I'm reading Lanczos Variational Principles of Mechanics p.124, and following a discussion of how for scleronomic systems we get

$$\sum_{i=1}^{n} p_i\dot q_i - L = const.\tag{53.12}$$

For rheonomic systems it's stated that

$$\delta L=dL-\frac{\partial L}{\partial t}dt = \epsilon\left(\dot L -\frac{\partial L}{\partial t}\right)\tag{53.22}$$ where $\epsilon=dt$, which leads to $$\left[\sum_{i=1}^{n} p_i\dot q_i - L\right]^{t_2}_{t_1} = -\int^{t_2}_{t_1} \frac{\partial L}{\partial t} dt\tag{53.23}$$
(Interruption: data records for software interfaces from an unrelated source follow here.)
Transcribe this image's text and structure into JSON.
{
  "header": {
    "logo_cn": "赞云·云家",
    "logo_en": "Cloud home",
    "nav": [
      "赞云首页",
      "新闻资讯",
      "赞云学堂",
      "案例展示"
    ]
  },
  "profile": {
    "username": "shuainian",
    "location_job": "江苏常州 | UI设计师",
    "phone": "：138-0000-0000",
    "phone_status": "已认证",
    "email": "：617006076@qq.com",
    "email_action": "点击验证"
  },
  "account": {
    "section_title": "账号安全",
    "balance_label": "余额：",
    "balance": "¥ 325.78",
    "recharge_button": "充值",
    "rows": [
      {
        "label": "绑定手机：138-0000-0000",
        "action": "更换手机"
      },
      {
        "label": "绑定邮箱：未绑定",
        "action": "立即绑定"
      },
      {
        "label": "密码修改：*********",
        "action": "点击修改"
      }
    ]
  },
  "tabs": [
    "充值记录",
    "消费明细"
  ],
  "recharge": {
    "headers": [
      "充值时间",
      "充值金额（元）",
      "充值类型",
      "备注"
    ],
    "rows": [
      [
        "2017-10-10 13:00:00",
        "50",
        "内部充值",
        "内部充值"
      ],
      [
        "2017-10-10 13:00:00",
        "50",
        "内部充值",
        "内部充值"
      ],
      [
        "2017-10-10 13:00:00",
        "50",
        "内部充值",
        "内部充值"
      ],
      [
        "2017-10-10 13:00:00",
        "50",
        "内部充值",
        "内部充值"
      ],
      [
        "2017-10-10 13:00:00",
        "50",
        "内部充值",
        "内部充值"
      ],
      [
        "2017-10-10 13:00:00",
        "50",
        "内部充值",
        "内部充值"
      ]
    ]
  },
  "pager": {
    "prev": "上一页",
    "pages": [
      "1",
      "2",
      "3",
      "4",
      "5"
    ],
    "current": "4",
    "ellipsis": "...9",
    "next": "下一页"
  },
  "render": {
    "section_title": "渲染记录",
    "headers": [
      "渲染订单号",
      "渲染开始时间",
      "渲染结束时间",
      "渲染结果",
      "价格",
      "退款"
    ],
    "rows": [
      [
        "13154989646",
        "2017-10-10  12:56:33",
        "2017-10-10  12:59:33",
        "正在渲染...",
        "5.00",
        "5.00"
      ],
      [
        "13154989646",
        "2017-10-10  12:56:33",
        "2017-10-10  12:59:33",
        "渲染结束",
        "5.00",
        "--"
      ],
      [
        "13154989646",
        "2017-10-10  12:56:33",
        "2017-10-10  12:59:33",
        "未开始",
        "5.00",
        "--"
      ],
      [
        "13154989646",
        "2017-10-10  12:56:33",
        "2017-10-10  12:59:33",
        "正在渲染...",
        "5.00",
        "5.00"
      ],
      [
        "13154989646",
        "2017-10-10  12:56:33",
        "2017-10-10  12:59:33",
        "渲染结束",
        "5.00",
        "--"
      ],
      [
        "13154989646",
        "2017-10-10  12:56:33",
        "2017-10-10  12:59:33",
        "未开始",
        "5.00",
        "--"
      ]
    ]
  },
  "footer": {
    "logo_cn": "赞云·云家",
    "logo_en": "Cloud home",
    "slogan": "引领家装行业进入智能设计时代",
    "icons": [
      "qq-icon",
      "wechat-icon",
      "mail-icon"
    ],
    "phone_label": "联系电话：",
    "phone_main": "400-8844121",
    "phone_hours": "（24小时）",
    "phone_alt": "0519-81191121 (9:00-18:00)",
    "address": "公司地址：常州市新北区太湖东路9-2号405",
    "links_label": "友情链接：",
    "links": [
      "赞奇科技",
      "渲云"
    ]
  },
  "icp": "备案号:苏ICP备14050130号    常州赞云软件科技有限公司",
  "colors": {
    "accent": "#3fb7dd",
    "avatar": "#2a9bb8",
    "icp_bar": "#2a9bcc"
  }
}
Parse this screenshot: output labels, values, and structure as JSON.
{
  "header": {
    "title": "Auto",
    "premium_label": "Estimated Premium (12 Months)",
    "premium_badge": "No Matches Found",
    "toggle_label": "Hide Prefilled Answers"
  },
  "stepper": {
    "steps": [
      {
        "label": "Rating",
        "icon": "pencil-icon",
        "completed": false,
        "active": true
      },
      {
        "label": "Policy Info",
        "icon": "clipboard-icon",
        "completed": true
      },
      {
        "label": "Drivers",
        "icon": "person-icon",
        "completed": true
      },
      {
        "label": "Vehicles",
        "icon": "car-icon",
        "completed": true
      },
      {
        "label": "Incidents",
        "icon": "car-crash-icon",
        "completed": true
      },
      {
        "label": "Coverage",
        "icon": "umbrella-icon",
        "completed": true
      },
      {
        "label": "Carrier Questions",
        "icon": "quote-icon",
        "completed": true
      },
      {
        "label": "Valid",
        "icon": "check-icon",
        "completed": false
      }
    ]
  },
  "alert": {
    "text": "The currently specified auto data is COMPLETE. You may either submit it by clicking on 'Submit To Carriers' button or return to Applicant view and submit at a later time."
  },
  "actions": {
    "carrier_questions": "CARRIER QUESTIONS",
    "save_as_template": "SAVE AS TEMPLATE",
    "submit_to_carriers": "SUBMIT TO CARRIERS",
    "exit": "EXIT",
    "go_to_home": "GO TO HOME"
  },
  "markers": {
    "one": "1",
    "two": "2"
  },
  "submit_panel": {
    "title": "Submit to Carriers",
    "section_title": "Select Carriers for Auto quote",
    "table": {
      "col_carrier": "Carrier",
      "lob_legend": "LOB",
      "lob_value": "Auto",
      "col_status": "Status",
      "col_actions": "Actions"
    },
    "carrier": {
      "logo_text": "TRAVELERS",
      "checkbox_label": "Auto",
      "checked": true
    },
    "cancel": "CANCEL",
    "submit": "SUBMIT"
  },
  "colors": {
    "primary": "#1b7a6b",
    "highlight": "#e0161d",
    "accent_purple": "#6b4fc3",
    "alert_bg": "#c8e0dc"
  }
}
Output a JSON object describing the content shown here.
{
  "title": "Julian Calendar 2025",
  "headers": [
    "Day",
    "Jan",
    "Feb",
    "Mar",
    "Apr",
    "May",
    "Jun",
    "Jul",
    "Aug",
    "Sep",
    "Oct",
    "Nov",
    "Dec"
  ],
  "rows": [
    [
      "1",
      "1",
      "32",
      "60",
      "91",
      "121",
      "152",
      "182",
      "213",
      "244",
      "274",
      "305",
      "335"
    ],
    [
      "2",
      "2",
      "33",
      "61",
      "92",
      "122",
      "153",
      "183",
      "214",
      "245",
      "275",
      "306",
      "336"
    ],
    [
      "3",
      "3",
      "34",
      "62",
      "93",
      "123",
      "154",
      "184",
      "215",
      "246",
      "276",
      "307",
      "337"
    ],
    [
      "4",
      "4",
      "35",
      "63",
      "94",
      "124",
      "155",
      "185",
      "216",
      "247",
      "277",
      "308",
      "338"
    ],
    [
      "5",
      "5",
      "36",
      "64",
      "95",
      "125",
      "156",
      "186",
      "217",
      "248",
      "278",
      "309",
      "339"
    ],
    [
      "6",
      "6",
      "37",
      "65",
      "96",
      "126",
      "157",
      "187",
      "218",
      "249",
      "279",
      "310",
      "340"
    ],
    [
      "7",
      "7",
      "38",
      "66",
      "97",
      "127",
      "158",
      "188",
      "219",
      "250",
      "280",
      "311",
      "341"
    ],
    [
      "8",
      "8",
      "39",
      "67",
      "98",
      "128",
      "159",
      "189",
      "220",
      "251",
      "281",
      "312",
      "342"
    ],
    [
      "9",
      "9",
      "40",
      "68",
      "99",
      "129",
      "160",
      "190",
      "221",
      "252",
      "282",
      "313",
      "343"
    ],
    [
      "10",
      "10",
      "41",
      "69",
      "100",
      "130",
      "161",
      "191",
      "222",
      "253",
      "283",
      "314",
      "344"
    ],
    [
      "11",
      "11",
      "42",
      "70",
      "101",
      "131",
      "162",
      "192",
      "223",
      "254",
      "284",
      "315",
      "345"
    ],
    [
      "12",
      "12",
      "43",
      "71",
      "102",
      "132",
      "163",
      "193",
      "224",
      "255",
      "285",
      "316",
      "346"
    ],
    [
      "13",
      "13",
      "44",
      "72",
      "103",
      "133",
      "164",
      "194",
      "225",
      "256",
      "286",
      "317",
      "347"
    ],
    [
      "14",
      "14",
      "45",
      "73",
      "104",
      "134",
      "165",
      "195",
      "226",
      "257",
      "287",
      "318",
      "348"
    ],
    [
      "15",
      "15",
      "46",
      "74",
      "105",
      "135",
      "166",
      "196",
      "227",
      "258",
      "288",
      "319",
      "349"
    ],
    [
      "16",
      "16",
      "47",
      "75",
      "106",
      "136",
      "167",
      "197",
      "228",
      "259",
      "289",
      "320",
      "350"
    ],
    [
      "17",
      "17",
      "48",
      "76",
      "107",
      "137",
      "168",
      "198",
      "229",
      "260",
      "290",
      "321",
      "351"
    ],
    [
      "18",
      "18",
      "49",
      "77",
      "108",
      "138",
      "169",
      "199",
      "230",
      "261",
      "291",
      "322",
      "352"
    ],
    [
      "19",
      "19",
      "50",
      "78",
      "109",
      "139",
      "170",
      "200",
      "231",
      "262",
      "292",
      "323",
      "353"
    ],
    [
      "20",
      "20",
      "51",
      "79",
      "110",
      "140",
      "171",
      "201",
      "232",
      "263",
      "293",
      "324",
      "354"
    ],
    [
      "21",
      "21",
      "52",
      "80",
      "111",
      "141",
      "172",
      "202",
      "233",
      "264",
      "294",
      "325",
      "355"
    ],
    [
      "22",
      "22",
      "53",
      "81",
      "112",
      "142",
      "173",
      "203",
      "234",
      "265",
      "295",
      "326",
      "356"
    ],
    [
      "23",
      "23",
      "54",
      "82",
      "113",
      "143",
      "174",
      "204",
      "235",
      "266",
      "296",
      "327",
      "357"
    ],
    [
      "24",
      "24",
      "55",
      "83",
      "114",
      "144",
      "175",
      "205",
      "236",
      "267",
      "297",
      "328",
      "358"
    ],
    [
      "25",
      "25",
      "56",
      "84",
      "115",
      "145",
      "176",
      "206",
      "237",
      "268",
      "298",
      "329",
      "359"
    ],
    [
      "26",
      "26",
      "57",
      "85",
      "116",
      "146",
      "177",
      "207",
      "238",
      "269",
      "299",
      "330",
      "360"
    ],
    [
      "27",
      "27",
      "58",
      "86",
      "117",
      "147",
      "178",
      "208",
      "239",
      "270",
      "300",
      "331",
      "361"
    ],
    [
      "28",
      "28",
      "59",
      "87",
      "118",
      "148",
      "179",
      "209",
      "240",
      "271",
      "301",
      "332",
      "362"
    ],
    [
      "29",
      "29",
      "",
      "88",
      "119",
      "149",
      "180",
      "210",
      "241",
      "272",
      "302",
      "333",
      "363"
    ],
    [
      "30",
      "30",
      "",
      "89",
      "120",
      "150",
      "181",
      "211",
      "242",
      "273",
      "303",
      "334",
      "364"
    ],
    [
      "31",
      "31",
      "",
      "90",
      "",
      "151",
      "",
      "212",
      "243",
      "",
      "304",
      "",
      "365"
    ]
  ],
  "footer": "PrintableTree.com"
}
However, when I do the variation

$$\delta\int_{t_1}^{t_2} L~dt= \epsilon\int_{t_1}^{t_2} \left(\dot L -\frac{\partial L}{\partial t}\right)dt = \epsilon L|_{t_1}^{t_2} - \int_{t_1}^{t_2}\frac{\partial L}{\partial t}dt$$

I'm getting an extra $\epsilon L|_{t_1}^{t_2}$ term? Any insight on what missing would be greatly appreciated!

  • $\begingroup$ Related: physics.stackexchange.com/q/94381/2451 and links therein. $\endgroup$ – Qmechanic Jul 13 '18 at 17:45
  • $\begingroup$ That question is for scleronomic (time-independent) systems where we get conservation of energy. This question is about deriving the the rheonomic equivalent $\endgroup$ – DS08 Jul 13 '18 at 17:48
  • $\begingroup$ Arn't we supposed to make $\epsilon$ depend on $t$ and to vanish at the endpoints? $\endgroup$ – mike stone Jul 13 '18 at 17:50
  • $\begingroup$ That’s for deriving the general equations of motion from $\delta \int Ldt =0$ $\endgroup$ – DS08 Jul 13 '18 at 18:06

Well, Lanczos uses the infinitesimal transformations

$$ t^{\prime} - t ~=:~\delta t ~=~0, \qquad \text{(no horizontal variation)}\tag{A''}$$ $$ q^{\prime i}(t) - q^i(t)~=:~\delta_0 q^i ~=~\epsilon\dot{q}, \qquad \text{(vertical variation)}\tag{B''}$$ $$ q^{\prime i}(t^{\prime}) - q^i(t)~=:~\delta q^i ~=~\epsilon\dot{q}. \qquad \text{(full variation)},\tag{C''} $$

cf. eq. (53.1). It is explained in Section V in my Phys.SE answer here that

$$ d(p_i\epsilon\dot{q}^i)~=~d(p_i\delta_0q^i)~\approx~\delta_0 L ~=~\frac{\partial L}{\partial q^i }\delta_0 q^i + \frac{\partial L}{\partial \dot{q}^i }\delta_0 \dot{q}^i ~=~\epsilon\frac{\partial L}{\partial q^i }\dot{q}^i + \epsilon\frac{\partial L}{\partial \dot{q}^i } \ddot{q}^i ~=~ \epsilon\frac{dL}{dt}-\epsilon\frac{\partial L}{\partial t}. \tag{D''} $$

Noether's theorem then yields that the would-be bare Noether current, full Noether current, and conservation law are $$j~=~p_i\dot{q}^i,$$ $$J~=~p_i\dot{q}^i-L,$$ and $$ \frac{dJ}{dt}~\approx~-\frac{\partial L}{\partial t},$$ respectively,

  • $\begingroup$ So effectively the $\epsilon L|_{t_1}^{t_2}$ terms just vanish? $\endgroup$ – DS08 Jul 13 '18 at 19:10
  • $\begingroup$ No, that term (which btw is already present in the scleronomic case) causes the full Noether current to be different from the bare Noether current. $\endgroup$ – Qmechanic Jul 13 '18 at 19:17
  • $\begingroup$ Ohh I see what’s going on. The left side is equal to $\sum p_i \dot q_i |_{t1}^{t2} $so I really just had to add those terms to the left side. This makes sense now. Thanks! $\endgroup$ – DS08 Jul 13 '18 at 19:45

Your Answer

By clicking “Post Your Answer”, you agree to our terms of service, privacy policy and cookie policy

Not the answer you're looking for? Browse other questions tagged or ask your own question.